§ Exercise
In the data below, locate each line with the word "size" and list it.
═════ Excerpted records
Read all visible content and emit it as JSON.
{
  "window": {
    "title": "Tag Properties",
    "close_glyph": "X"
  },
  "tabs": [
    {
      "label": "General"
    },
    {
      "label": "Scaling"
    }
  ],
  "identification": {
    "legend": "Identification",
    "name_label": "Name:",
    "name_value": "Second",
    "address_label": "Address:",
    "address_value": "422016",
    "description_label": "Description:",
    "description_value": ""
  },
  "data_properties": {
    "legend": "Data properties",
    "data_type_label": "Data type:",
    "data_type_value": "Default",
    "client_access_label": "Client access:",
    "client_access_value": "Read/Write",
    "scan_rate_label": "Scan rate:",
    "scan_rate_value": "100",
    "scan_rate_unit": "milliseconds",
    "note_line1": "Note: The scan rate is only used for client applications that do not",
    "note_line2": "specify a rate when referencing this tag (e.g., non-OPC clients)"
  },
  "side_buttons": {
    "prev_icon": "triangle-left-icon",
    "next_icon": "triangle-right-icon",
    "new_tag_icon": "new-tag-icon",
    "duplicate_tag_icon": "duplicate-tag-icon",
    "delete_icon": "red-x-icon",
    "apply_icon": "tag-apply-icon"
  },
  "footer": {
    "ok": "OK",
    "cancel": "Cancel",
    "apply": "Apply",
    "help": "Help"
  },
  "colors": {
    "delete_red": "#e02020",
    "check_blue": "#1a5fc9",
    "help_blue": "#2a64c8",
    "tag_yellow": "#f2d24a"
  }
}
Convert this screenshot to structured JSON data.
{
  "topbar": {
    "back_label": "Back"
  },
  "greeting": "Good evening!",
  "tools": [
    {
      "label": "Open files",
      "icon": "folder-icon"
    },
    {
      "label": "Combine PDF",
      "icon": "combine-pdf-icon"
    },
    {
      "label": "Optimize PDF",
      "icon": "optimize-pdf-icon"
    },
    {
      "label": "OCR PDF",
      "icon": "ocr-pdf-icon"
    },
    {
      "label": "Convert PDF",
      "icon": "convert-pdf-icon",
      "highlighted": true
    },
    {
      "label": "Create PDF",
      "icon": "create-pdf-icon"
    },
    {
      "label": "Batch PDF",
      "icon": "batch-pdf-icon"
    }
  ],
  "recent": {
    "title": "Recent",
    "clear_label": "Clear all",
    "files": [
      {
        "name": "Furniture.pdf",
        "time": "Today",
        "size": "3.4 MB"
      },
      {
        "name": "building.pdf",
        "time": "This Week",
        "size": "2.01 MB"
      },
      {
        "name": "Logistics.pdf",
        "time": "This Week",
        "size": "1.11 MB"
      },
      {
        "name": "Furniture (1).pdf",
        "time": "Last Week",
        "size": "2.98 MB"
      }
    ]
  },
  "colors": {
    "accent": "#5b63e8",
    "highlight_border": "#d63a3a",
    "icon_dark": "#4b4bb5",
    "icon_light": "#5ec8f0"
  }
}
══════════
§ Answer box
        "size": "3.4 MB"
        "size": "2.01 MB"
        "size": "1.11 MB"
        "size": "2.98 MB"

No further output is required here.